New research provides a possible clue as to why so many Donald Trump supporters believe outlandish things.
By Tom Jacobs
(Photo: Mandel Ngan/AFP/Getty Images)
Donald Trump’s core supporters seem willing to swallow increasingly absurd conspiracy theories — including the candidate’s insistence that a vast array of international forces are out to defeat him. It’s easy to mock their credulousness, but newly published research suggests a specific psychological mechanism may be driving such beliefs.
It finds a feeling of social exclusion is linked to belief in superstitions and conspiracy theories. And, as a wide range of commentators, including President Barack Obama, have noted, many of Trump’s voters see a nation they no longer recognize and feel left out.
Social exclusion — the realization you have become cut off from either your circle of acquaintances, or the wider society — can be a source of intense discomfort. Princeton University psychologists Damaris Graeupner and Alin Coman argue it can send people on a search for meaning, which, in turn, leads some of them to accept discredited ideas.
They describe two studies in the Journal of Experimental Social Psychology. In the first, the participants — 199 adults recruited online — were asked to describe “a recent unpleasant event that involved interacting with one’s close friends.” They then indicated the degree to which the incident evoked 14 distinct emotions, including “exclusion.”
Social exclusion can be a source of intense discomfort.
Participants then filled out a “meaning of life” questionnaire, in which they reported whether they have found, or are searching for, a purpose or mission for their existence. Finally, they indicated (on a one-to-seven scale) the degree to which they believed three conspiracy theories, including “pharmaceutical companies withhold cures for financial reasons” and “governments use messages below the level of awareness to influence people’s decisions.”
The researchers found people who were reminded of a time when they felt like a social outcast were more likely to endorse conspiratorial beliefs. This, they add, was apparently driven by their search for meaning.
The second study, featuring 102 Princeton students, dealt not with the memory of social exclusion, but with an in-the-moment example of that disturbing feeling. Participants wrote a short essay, which — they were told — “would be given to the other two participants that were physically present in the room.” Those people “would rank who they would like to work with in a subsequent collaborative task.”
In fact, the students were randomly told they had been selected or not selected (with members of a third group not getting word either way). They then took a test designed to measure their superstitious beliefs.
Once again, the researchers found higher levels of such beliefs among people who had just felt excluded. Graeupner and Coman believe these results help explain why so many conspiracy theories are “impervious to change.”
“Feeling socially excluded might lead one to endorse superstitious beliefs and conspiratorial ideas,” they write. “This endorsement, in turn, might lead to further exclusion from one’s social circle, and the cycle continues…. Very often, the individual who experiences social exclusion then searches for like-minded individuals who further reinforce those beliefs, until they become entrenched.”

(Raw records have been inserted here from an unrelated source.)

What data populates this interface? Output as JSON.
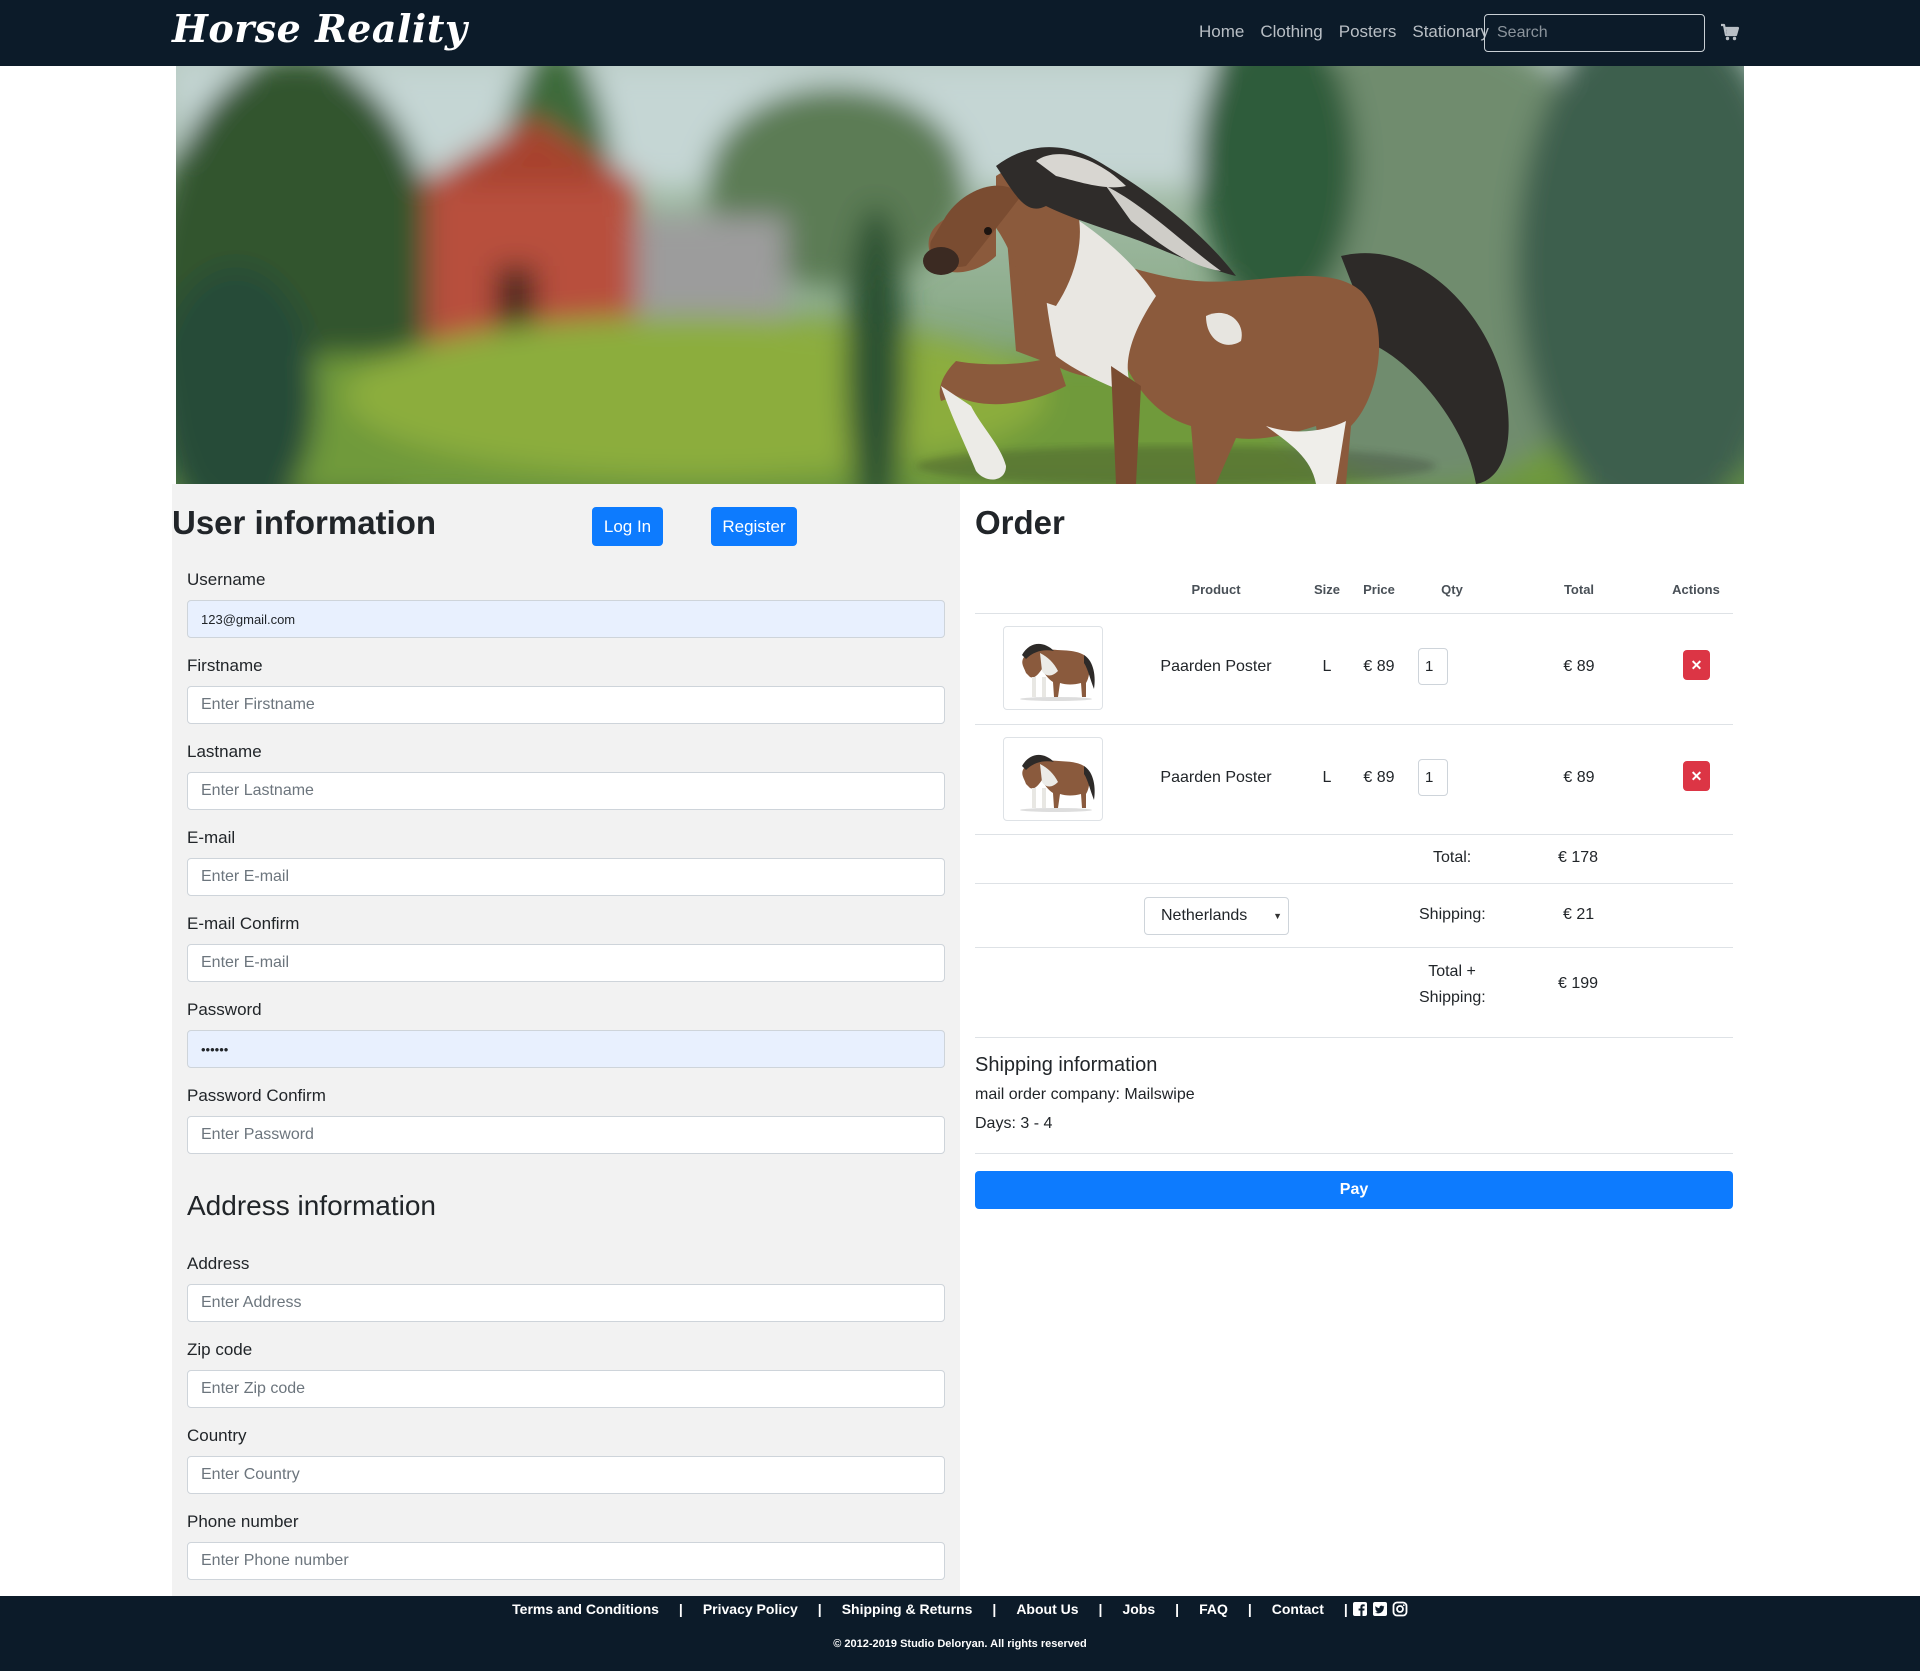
{
  "navbar": {
    "brand": "Horse Reality",
    "links": [
      "Home",
      "Clothing",
      "Posters",
      "Stationary"
    ],
    "search_placeholder": "Search",
    "cart_icon": "shopping-cart-icon"
  },
  "hero": {
    "image": "horse-banner-illustration"
  },
  "user_info": {
    "title": "User information",
    "login_label": "Log In",
    "register_label": "Register",
    "fields": [
      {
        "label": "Username",
        "value": "123@gmail.com",
        "placeholder": ""
      },
      {
        "label": "Firstname",
        "value": "",
        "placeholder": "Enter Firstname"
      },
      {
        "label": "Lastname",
        "value": "",
        "placeholder": "Enter Lastname"
      },
      {
        "label": "E-mail",
        "value": "",
        "placeholder": "Enter E-mail"
      },
      {
        "label": "E-mail Confirm",
        "value": "",
        "placeholder": "Enter E-mail"
      },
      {
        "label": "Password",
        "value": "••••••",
        "placeholder": ""
      },
      {
        "label": "Password Confirm",
        "value": "",
        "placeholder": "Enter Password"
      }
    ]
  },
  "address_info": {
    "title": "Address information",
    "fields": [
      {
        "label": "Address",
        "placeholder": "Enter Address"
      },
      {
        "label": "Zip code",
        "placeholder": "Enter Zip code"
      },
      {
        "label": "Country",
        "placeholder": "Enter Country"
      },
      {
        "label": "Phone number",
        "placeholder": "Enter Phone number"
      }
    ]
  },
  "order": {
    "title": "Order",
    "headers": {
      "product": "Product",
      "size": "Size",
      "price": "Price",
      "qty": "Qty",
      "total": "Total",
      "actions": "Actions"
    },
    "items": [
      {
        "product": "Paarden Poster",
        "size": "L",
        "price": "€ 89",
        "qty": "1",
        "total": "€ 89"
      },
      {
        "product": "Paarden Poster",
        "size": "L",
        "price": "€ 89",
        "qty": "1",
        "total": "€ 89"
      }
    ],
    "total_label": "Total:",
    "total_value": "€ 178",
    "country_selected": "Netherlands",
    "shipping_label": "Shipping:",
    "shipping_value": "€ 21",
    "total_shipping_label_1": "Total +",
    "total_shipping_label_2": "Shipping:",
    "total_shipping_value": "€ 199",
    "shipping_info_title": "Shipping information",
    "mail_company": "mail order company: Mailswipe",
    "days": "Days: 3 - 4",
    "pay_label": "Pay"
  },
  "footer": {
    "links": [
      "Terms and Conditions",
      "Privacy Policy",
      "Shipping & Returns",
      "About Us",
      "Jobs",
      "FAQ",
      "Contact"
    ],
    "social_icons": [
      "facebook-icon",
      "twitter-icon",
      "instagram-icon"
    ],
    "copyright": "© 2012-2019 Studio Deloryan. All rights reserved"
  },
  "colors": {
    "navbar_bg": "#0c1b29",
    "primary": "#0d7bfe",
    "danger": "#dc3545",
    "panel_bg": "#f2f2f2"
  }
}
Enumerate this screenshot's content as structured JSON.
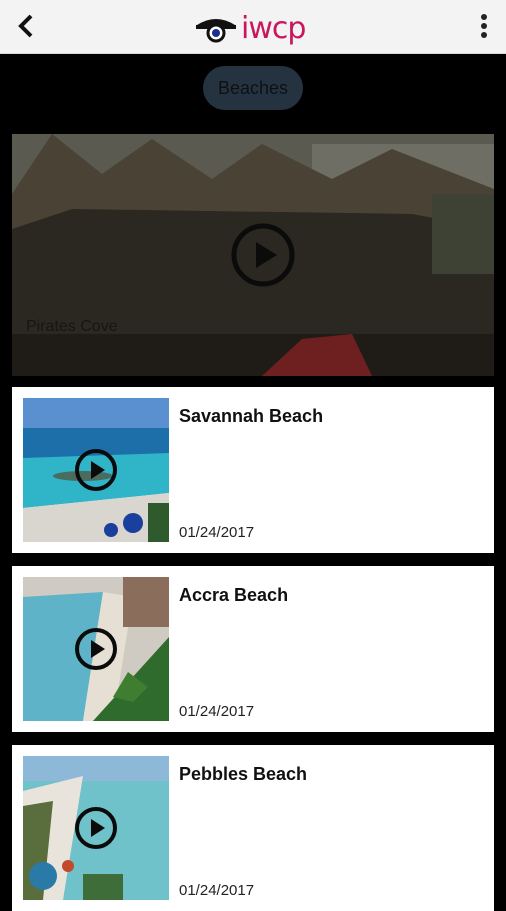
{
  "header": {
    "logo_text": "iwcp",
    "back_icon": "chevron-left-icon",
    "menu_icon": "kebab-menu-icon"
  },
  "filter": {
    "label": "Beaches"
  },
  "featured": {
    "title": "Pirates Cove"
  },
  "videos": [
    {
      "name": "Savannah Beach",
      "date": "01/24/2017"
    },
    {
      "name": "Accra Beach",
      "date": "01/24/2017"
    },
    {
      "name": "Pebbles Beach",
      "date": "01/24/2017"
    }
  ],
  "colors": {
    "brand": "#c9165f",
    "pill": "#253340",
    "topbar": "#f3f3f3"
  }
}
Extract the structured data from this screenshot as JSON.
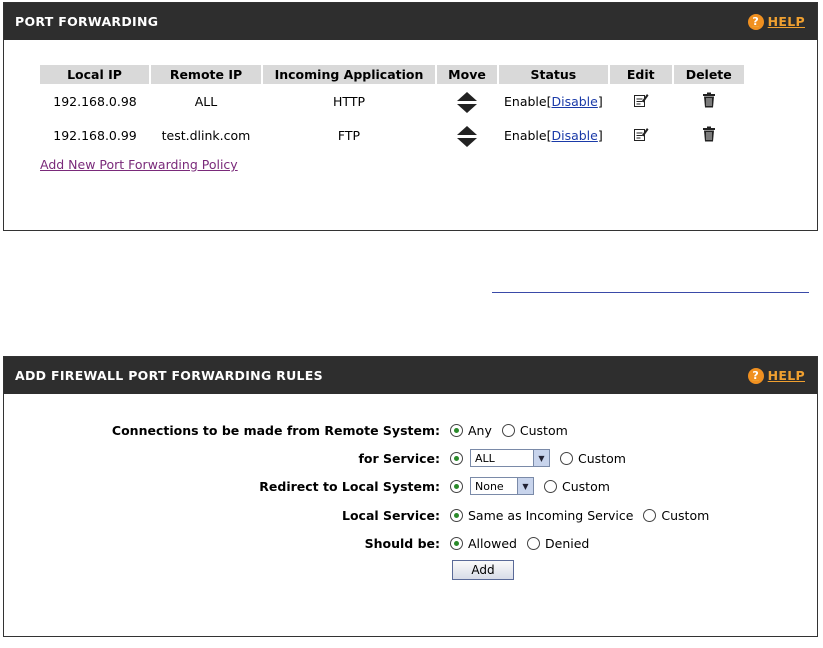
{
  "port_forwarding": {
    "title": "PORT FORWARDING",
    "help_label": "HELP",
    "columns": [
      "Local IP",
      "Remote IP",
      "Incoming Application",
      "Move",
      "Status",
      "Edit",
      "Delete"
    ],
    "rows": [
      {
        "local_ip": "192.168.0.98",
        "remote_ip": "ALL",
        "app": "HTTP",
        "status": "Enable",
        "toggle": "Disable"
      },
      {
        "local_ip": "192.168.0.99",
        "remote_ip": "test.dlink.com",
        "app": "FTP",
        "status": "Enable",
        "toggle": "Disable"
      }
    ],
    "add_link": "Add New Port Forwarding Policy"
  },
  "add_rules": {
    "title": "ADD FIREWALL PORT FORWARDING RULES",
    "help_label": "HELP",
    "remote_label": "Connections to be made from Remote System:",
    "remote_any": "Any",
    "remote_custom": "Custom",
    "service_label": "for Service:",
    "service_value": "ALL",
    "service_custom": "Custom",
    "redirect_label": "Redirect to Local System:",
    "redirect_value": "None",
    "redirect_custom": "Custom",
    "local_service_label": "Local Service:",
    "local_service_same": "Same as Incoming Service",
    "local_service_custom": "Custom",
    "should_label": "Should be:",
    "should_allowed": "Allowed",
    "should_denied": "Denied",
    "add_button": "Add"
  }
}
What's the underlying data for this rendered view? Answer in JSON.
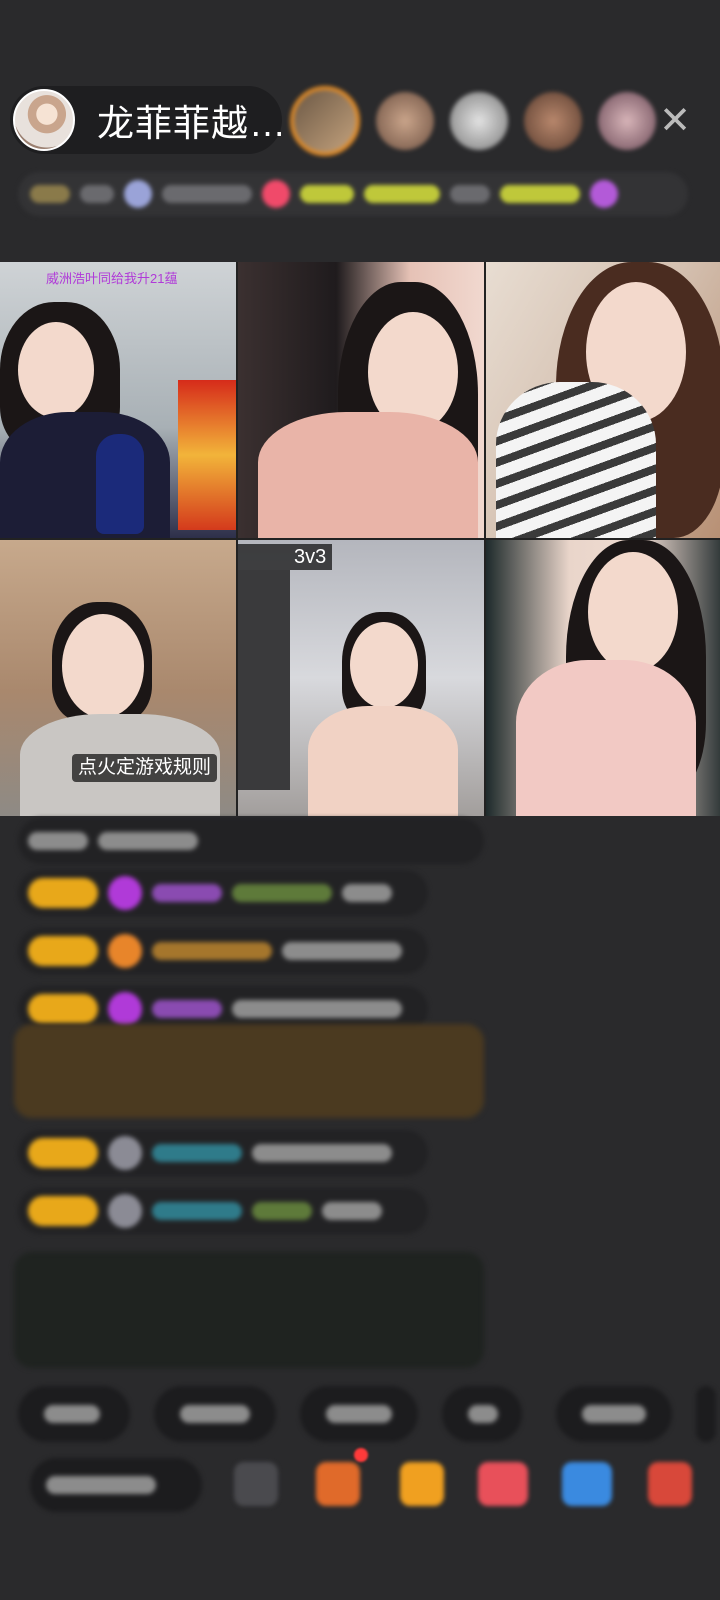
{
  "header": {
    "host_name": "龙菲菲越…",
    "close_symbol": "✕"
  },
  "grid": {
    "tile1_note": "威洲浩叶同给我升21蕴",
    "pk_tag": "3v3",
    "game_rule_label": "点火定游戏规则"
  },
  "colors": {
    "background": "#2a2a2c",
    "badge_gold": "#e8a81a",
    "accent_purple": "#b03ad8",
    "accent_orange": "#e08b28",
    "notification_red": "#ff3a3a"
  },
  "icons": {
    "close": "close-icon",
    "gift": "gift-icon",
    "treasure": "treasure-box-icon",
    "more": "more-icon"
  }
}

In other words, they find their own group where they feel they belong — albeit one largely untethered to reality. Sound familiar?
The implication of all this is that fostering an inclusive culture — which means finding ways for everyone to feel they are a part of society — could help in “limiting the spread and impact of conspiracy theories.” Given that social exclusion has also been shown to inspire racist beliefs, that work can’t begin soon enough.